Decisions, decisions. Reading the Fed statement today, I was struck by how many clichés were available to translate Fedspeak into normal speak.
“Pushing on a string” comes to mind when you read the brand-new phrase added to the sentence on current economic conditions:
“including low rates of resource utilization,
subdued inflation trends, and stable inflation
Alan Greenspan was the Fed chairman with only a hammer – rate cuts – so every problem looked like a nail. Stock market crash because “portfolio insurance” didn’t work? – cut rates. Old COBOL programs on some computers used only two bytes to define years? – cut rates. Terrorists fly planes into buildings? – cut rates. Unemployment rises? – cut rates. You get the idea.
The problem with the Alan Greenspan approach is that the nail eventually gets driven so far that you can’t hit it with your hammer any more. That happened a year ago next month.
Bernanke came up with a new tool, solipsistically called “quantitative easing.” I think calling it a screw driver is correct, because of the obvious effect on taxpayers and savers when he started using it.
We should admit, though, that the market loves it whenever the Fed gets out its hammer or screwdriver.
My favorite part of this game is market leaders’ reactions after they’ve already taken profits and bonuses from the pumped-up market. Those very same people turn around and say to the politicians “that’s another fine mess you’ve gotten us into,” as if it wasn’t them that pushed their house organ, the Fed, into creating that mess. (Apologies to Stan and Ollie for the mis-quote, but as a cliché the quote has been mangled.)
So when the Wall Street Journal or CNBC tells you that we need more corporate tax breaks to fix our suffering economy, I’m here to say they know (or should know) that is not true.
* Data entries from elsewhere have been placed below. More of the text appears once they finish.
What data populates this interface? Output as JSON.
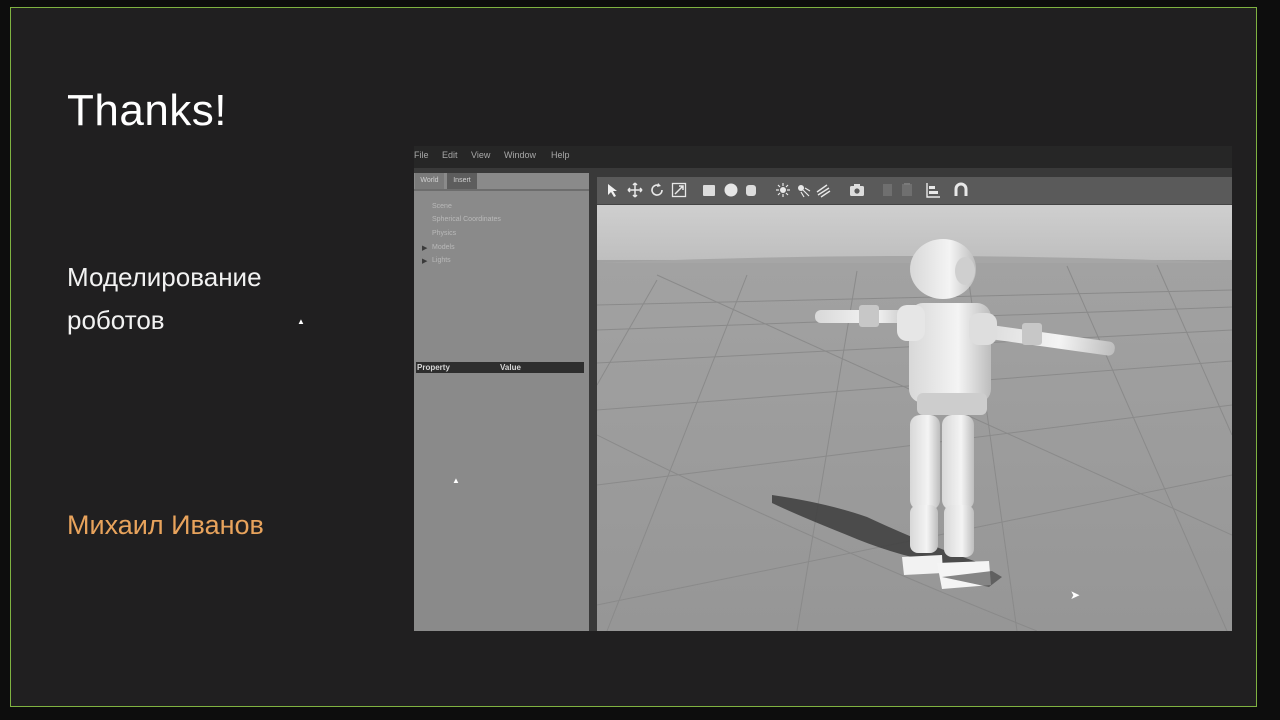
{
  "slide": {
    "title": "Thanks!",
    "subtitle_line1": "Моделирование",
    "subtitle_line2": "роботов",
    "author": "Михаил Иванов",
    "border_color": "#7fb241",
    "author_color": "#e8a35c"
  },
  "app": {
    "menu": [
      "File",
      "Edit",
      "View",
      "Window",
      "Help"
    ],
    "panel_tabs": [
      "World",
      "Insert"
    ],
    "tree": [
      "Scene",
      "Spherical Coordinates",
      "Physics",
      "Models",
      "Lights"
    ],
    "property_columns": [
      "Property",
      "Value"
    ],
    "toolbar_icons": [
      "select-arrow-icon",
      "translate-icon",
      "rotate-icon",
      "scale-icon",
      "box-icon",
      "sphere-icon",
      "cylinder-icon",
      "point-light-icon",
      "spot-light-icon",
      "directional-light-icon",
      "screenshot-icon",
      "copy-icon",
      "paste-icon",
      "align-icon",
      "magnet-icon"
    ]
  }
}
The Fed has admitted that corporate tax breaks will not help at all to stimulate this economy. That would be textbook pushing on a string.
When capacity utilization is abnormally low, and inventories still too high, there is exactly zero incentive to add to capacity. The only thing that corporate tax breaks will do now is make the situation worse by adding to the debt the citizens are expected to pay. It would, of course, help the owners of corporations extract more profits from a shrinking economy by lowering their costs even farther, but it won’t grow the economy one whit.
We need more demand. More demand comes from households, governments and companies. Households need more spendable money to increase their demand. Governments need more tax receipts to increase their demand. Companies need more customers to increase their demand. What we need is wage inflation. That will create more income for consumers, more taxes for governments, and more customers for companies.
A couple years back I was moved to call a buddy at one of the most influential think tanks in Washington with the suggestion that a stimulus package was going to be needed to head off a looming disaster in the subprime mortgage market. I suggested a payroll tax holiday.
It would help the lowest wage-earners and their employers the most, giving them an immediate boost of over 7% in take-home pay (or payroll savings for the employer). That $200 a month for the lower quartiles of the income spectrum was enough to cover their subprime mortgage increase, if they had one. If they didn’t, they could buy their kid an I-pod, pay down credit cards, or swing a car payment.
It also served nationalistic impulses by not rewarding any company that had moved its labor costs overseas. It also worked out to a huge working capital benefit to small businesses, most of which operate as self-employed taxpayers filing and paying quarterly taxes. For those entrepeneurs, a 15.3% increase in their income for a quarter is actually enough to make meaningful expansion plans.
While it would have had the best impact then, in mid-2007, such a move would still be sensible today.
And please, no sanctimonious false piety about how those taxes are for Social Security and Medicare. Back in the 1980’s, the payroll tax was covering the current obligations of the Social Security and Medicare systems, and then some. That didn’t stop the policy-makers from quadrupling that payroll tax back then, allegedly to avoid future insolvency. What did they do with the extra money? They spent it. They spent it on the military, on agribusiness, and most especially, they spent it on tax cuts for those who don’t get W-2 income.
My back of the envelope estimate is that we need about 50% total wage inflation over time to catch up to the inflation we all feel that didn’t get included realistically in the CPI or our paychecks these last couple of decades. That would be the cost out of pocket that we pay for education, health care and housing, to name three things most of us can’t decide not to purchase.
No matter what policy choices we make that increase wages, we need the Fed to resist the temptation to try to stop that kind of inflation once it starts.
Maybe we should take away the Fed’s toolbox, given how we get alternately hammered and screwed when they use them.